on February 16, 2018.
reasons below, the Court shall grant the Motion for
Additional Discovery, deny the Motion to Quash without
prejudice, grant the Motion to Exclude 404(b) Evidence, and
deny the Motion for Revocation of Detention order. The Court
shall also adjourn the Motion to Suppress Evidence.
August 2013, Defendants Jason Manning and Gregory Hendon were
arrested after Detroit Police Department officers found them
in the same apartment as packets and rocks of heroin, cell
phones, a scale, a loaded shotgun, and some cash. Despite the
arrest, Defendants were not charged with a crime.
2016, after investigating the use of the recovered shotgun in
an April 2013 murder, federal law enforcement officials
became aware that Defendants had never been charged for the
August 2013 incident. A criminal complaint was issued in June
2017 and a grand jury returned an indictment in July 2017,
charging Manning with drugs and weapons offenses. Two months
later, the grand jury returned a first superseding indictment
against Manning and Hendon.
February 2018, the grand jury returned a second superseding
indictment, charging Manning and Hendon with: conspiracy to

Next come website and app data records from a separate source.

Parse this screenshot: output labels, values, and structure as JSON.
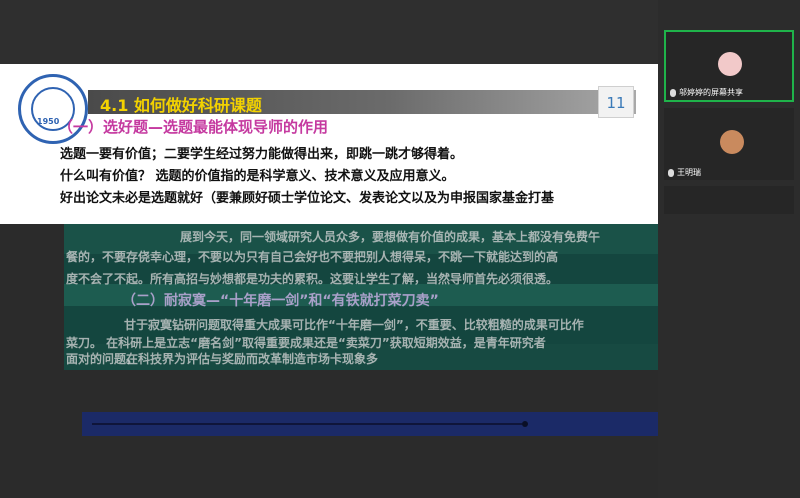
{
  "slide": {
    "title": "4.1  如何做好科研课题",
    "page_number": "11",
    "logo_year": "1950",
    "section1_heading": "（一）选好题—选题最能体现导师的作用",
    "line1": "选题一要有价值；二要学生经过努力能做得出来，即跳一跳才够得着。",
    "line2": "什么叫有价值？ 选题的价值指的是科学意义、技术意义及应用意义。",
    "line3": "好出论文未必是选题就好（要兼顾好硕士学位论文、发表论文以及为申报国家基金打基"
  },
  "garbled": {
    "line1": "展到今天，同一领域研究人员众多，要想做有价值的成果，基本上都没有免费午",
    "line2": "餐的，不要存侥幸心理，不要以为只有自己会好也不要把别人想得呆，不跳一下就能达到的高",
    "line3": "度不会了不起。所有高招与妙想都是功夫的累积。这要让学生了解，当然导师首先必须很透。",
    "section2_heading": "（二）耐寂寞—“十年磨一剑”和“有铁就打菜刀卖”",
    "line4": "甘于寂寞钻研问题取得重大成果可比作“十年磨一剑”，不重要、比较粗糙的成果可比作",
    "line5": "菜刀。 在科研上是立志“磨名剑”取得重要成果还是“卖菜刀”获取短期效益，是青年研究者",
    "line6": "面对的问题。",
    "line7": "在科技界为评估与奖励而改革制造市场卡现象多"
  },
  "participants": [
    {
      "name": "邬婷婷的屏幕共享",
      "active": true,
      "avatar_color": "#f2c9c9"
    },
    {
      "name": "王明瑞",
      "active": false,
      "avatar_color": "#c98a5e"
    }
  ],
  "colors": {
    "accent_green": "#1fb34a",
    "title_yellow": "#f3d200",
    "heading_pink": "#c53aa0"
  }
}
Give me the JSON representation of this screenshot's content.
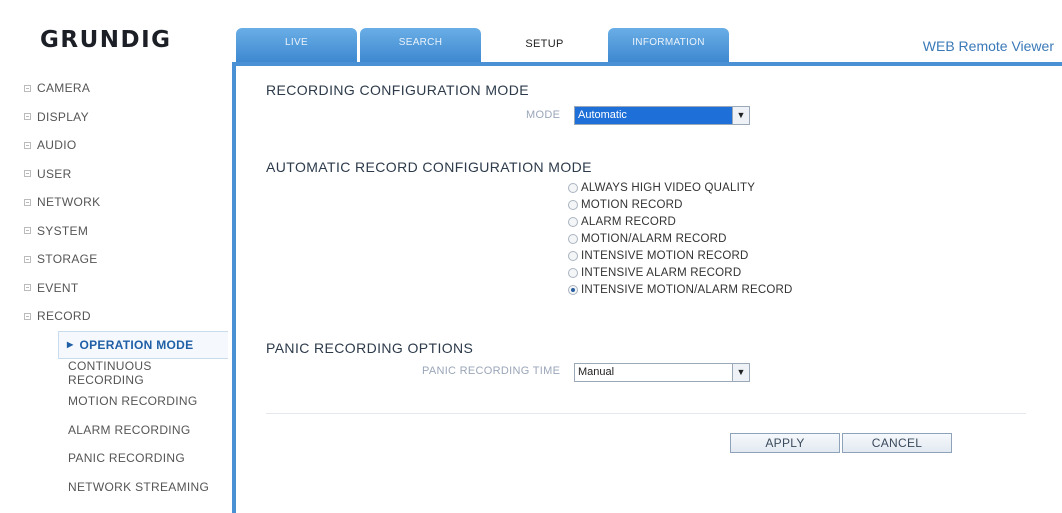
{
  "header": {
    "logo": "GRUNDIG",
    "right_title": "WEB Remote Viewer",
    "tabs": [
      {
        "label": "LIVE",
        "active": false
      },
      {
        "label": "SEARCH",
        "active": false
      },
      {
        "label": "SETUP",
        "active": true
      },
      {
        "label": "INFORMATION",
        "active": false
      }
    ]
  },
  "sidebar": {
    "items": [
      {
        "label": "CAMERA"
      },
      {
        "label": "DISPLAY"
      },
      {
        "label": "AUDIO"
      },
      {
        "label": "USER"
      },
      {
        "label": "NETWORK"
      },
      {
        "label": "SYSTEM"
      },
      {
        "label": "STORAGE"
      },
      {
        "label": "EVENT"
      },
      {
        "label": "RECORD"
      }
    ],
    "subitems": [
      {
        "label": "OPERATION MODE",
        "active": true
      },
      {
        "label": "CONTINUOUS RECORDING"
      },
      {
        "label": "MOTION RECORDING"
      },
      {
        "label": "ALARM RECORDING"
      },
      {
        "label": "PANIC RECORDING"
      },
      {
        "label": "NETWORK STREAMING"
      }
    ]
  },
  "main": {
    "recording_mode": {
      "title": "RECORDING CONFIGURATION MODE",
      "mode_label": "MODE",
      "mode_value": "Automatic"
    },
    "auto_mode": {
      "title": "AUTOMATIC RECORD CONFIGURATION MODE",
      "options": [
        {
          "label": "ALWAYS HIGH VIDEO QUALITY",
          "selected": false
        },
        {
          "label": "MOTION RECORD",
          "selected": false
        },
        {
          "label": "ALARM RECORD",
          "selected": false
        },
        {
          "label": "MOTION/ALARM RECORD",
          "selected": false
        },
        {
          "label": "INTENSIVE MOTION RECORD",
          "selected": false
        },
        {
          "label": "INTENSIVE ALARM RECORD",
          "selected": false
        },
        {
          "label": "INTENSIVE MOTION/ALARM RECORD",
          "selected": true
        }
      ]
    },
    "panic": {
      "title": "PANIC RECORDING OPTIONS",
      "time_label": "PANIC RECORDING TIME",
      "time_value": "Manual"
    },
    "buttons": {
      "apply": "APPLY",
      "cancel": "CANCEL"
    }
  },
  "colors": {
    "tab_blue": "#3b86cf",
    "frame_blue": "#4a90d4",
    "select_highlight": "#1e6fd8",
    "active_link": "#1f5fa6"
  }
}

distribute and possess with intent to distribute heroin, 21
U.S.C. §§ 841(a)(1), 846; possession with intent to
distribute heroin, 21 U.S.C. § 841(a)(1); possession of
a firearm in furtherance of a drug trafficking offense, 18
U.S.C. § 924(c), and felon in possession of a firearm,
18 U.S.C. § 922(g)(1) (Doc. # 47). The indictment also
charges Manning possession with intent to distribute
marijuana, 21 U.S.C. § 841(a)(1).
Motion for Additional Discovery
begin, Defendants have moved for additional discovery,
seeking an order compelling the Government to produce
numerous discovery items. For the reasons stated at the
hearing, the Court shall grant Defendants' motion. The
Government shall respond to the requests in ¶¶ 1-6
of that motion. If the Government has any of the discovery
requested in those paragraphs, the Government shall produce
and/or disclose it to Defendants. If the Government does not
have any of the discovery requested in those paragraphs, it
shall inform Defendants of this fact.
Motion to Quash the Indictment
Defendants have moved to quash the indictment, arguing that
the four-year delay between their arrest and the first
superseding indictment violated their due process rights.
of limitations provide the primary guarantee against
“bringing overly stale criminal charges.”
United States v. Marion, 404 U.S. 307, 322 (1971).
But the Due Process Clause also protects against oppressive
pre-indictment delay, requiring dismissal if “the
defendant shows substantial prejudice to his right to a fair
trial and that the delay was an intentional device by ...